Scott Lasater wanted to convert his 24-row White planter from manual switches controlling planting to an automatic system linked to GPS. But he didn't want to go to the expense of installing air clutches for each row because he didn't know how long he'd be keeping the planter.

So Lasater, of Gaston, IN, turned to nearby Elite Ag Solutions in Warren, IN, to find a solution. Elite Ag sells, services and supports precision ag products from several companies, including Ag Leader, Trimble, Norac, Orthman, Dickey-john and Vanguard.

Elite Ag recommended Lasater install a Trimble FmX-integrated display to automate the planter on-off function and at the same time consolidate controllers. “We chose FmX because it's compatible with Lasater's planter and his other systems,” says Aaron Hacker, manager of Elite Ag Solutions.

LASATER'S PLANTER USES an air-pressure system (not a vacuum system common on other brands of planters) to meter the seed, so it uses solenoids to turn the control valves on and off when planting by section (four sections of six rows each). He was able to hook the four control valves into the FmX. “Other competitive systems use an air clutch control for individual rows,” says Hacker. “We couldn't use them and also use the planter's existing air pressure system.

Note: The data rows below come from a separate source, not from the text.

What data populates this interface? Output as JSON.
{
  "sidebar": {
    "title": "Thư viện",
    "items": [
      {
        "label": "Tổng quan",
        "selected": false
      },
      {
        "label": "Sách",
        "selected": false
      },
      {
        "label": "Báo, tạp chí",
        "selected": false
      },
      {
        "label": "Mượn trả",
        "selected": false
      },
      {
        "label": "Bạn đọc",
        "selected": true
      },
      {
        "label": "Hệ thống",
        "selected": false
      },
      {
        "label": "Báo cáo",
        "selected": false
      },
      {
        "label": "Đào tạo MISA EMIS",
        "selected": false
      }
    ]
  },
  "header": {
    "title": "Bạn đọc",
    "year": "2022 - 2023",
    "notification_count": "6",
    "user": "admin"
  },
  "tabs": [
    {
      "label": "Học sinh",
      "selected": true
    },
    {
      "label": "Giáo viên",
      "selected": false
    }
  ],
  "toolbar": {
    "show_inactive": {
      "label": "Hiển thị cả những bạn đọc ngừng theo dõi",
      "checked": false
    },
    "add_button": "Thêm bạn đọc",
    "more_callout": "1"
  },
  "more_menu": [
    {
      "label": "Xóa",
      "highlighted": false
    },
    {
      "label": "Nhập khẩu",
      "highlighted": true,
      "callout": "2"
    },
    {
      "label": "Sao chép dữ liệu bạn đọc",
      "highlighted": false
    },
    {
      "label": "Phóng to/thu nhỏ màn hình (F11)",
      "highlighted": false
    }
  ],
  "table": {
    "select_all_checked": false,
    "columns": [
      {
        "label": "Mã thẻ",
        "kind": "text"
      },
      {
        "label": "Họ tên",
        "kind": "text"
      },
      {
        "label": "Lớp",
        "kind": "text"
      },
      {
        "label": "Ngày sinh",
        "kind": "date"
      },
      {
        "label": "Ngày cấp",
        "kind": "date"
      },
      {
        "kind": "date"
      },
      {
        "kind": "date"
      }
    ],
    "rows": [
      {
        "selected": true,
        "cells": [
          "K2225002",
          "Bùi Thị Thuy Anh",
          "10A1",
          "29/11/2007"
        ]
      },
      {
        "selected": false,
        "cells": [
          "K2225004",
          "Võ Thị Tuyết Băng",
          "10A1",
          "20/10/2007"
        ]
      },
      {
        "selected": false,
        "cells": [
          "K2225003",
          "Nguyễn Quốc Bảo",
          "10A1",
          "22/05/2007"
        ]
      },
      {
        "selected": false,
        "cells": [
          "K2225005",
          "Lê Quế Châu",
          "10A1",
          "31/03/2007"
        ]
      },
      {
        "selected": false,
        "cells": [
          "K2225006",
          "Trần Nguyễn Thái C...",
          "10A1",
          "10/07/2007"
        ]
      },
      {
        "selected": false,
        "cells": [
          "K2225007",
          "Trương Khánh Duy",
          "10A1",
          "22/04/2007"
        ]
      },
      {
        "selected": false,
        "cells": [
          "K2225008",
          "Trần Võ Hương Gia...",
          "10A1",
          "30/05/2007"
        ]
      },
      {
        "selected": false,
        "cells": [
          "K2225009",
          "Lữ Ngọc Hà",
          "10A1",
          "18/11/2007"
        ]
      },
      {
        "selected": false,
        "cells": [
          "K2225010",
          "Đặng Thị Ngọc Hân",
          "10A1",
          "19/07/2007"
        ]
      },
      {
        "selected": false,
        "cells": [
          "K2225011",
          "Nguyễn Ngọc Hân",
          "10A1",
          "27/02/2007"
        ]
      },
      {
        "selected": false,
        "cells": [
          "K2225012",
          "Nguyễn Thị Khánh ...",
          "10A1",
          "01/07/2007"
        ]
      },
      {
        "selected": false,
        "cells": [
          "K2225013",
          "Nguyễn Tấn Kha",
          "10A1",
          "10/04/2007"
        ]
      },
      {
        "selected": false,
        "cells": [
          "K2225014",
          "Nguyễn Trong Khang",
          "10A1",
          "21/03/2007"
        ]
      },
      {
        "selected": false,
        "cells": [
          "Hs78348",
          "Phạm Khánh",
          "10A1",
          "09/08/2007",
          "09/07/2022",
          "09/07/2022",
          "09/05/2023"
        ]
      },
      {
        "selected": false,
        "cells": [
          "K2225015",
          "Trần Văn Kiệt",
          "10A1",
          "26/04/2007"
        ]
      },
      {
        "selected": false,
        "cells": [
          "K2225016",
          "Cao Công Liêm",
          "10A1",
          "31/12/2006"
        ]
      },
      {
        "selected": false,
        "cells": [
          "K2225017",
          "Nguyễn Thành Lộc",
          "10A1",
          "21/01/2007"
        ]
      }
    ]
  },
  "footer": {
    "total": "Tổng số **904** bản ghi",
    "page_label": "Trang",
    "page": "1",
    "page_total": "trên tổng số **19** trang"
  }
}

How much did Lasater save by using the planter's existing air-pressure system? “It costs $375-400/row to install automated clutches on each row of a planter,” says Hacker. “If you control by sections, such as in Lasater's planter, which has four sections of six rows each, you can get the cost down to $2,000-3,000 to set up an entire 24-row planter.”

Those costs can be recovered from both seed savings and corn standability. “Farmers who install automatic row controllers linked to GPS save a minimum of 5% on their seed cost, and some are saving as much as 10% in fields with a lot of point rows,” says Hacker.

“There were seed savings,” Lasater says. “But what I noticed most was how much easier it was to combine the fields this past fall. The planter overplanted a foot at most this year, compared to up to five or more feet on some point rows in the past.

“The only lodged and down corn we had this year was where there were planting overlaps,” he says. “Reducing overlaps as we did with the automatic system really cut down on the amount of down corn along point and end rows, and that made for faster combining, which was especially important this past fall.”

FmX was a new system, and Elite Ag had to program the offset distance between the location of the GPS unit on the tractor and the planter seed drops into the system. Another bug to resolve was to program in the lag time between when the planter clutches stop and start and when the seed actually stops and starts being planted.

“These offsets and lag times must be programmed individually for each planter combination,” says Hacker. “We also had to work through supplying enough power to the valve solenoids so they would respond in a timely manner.”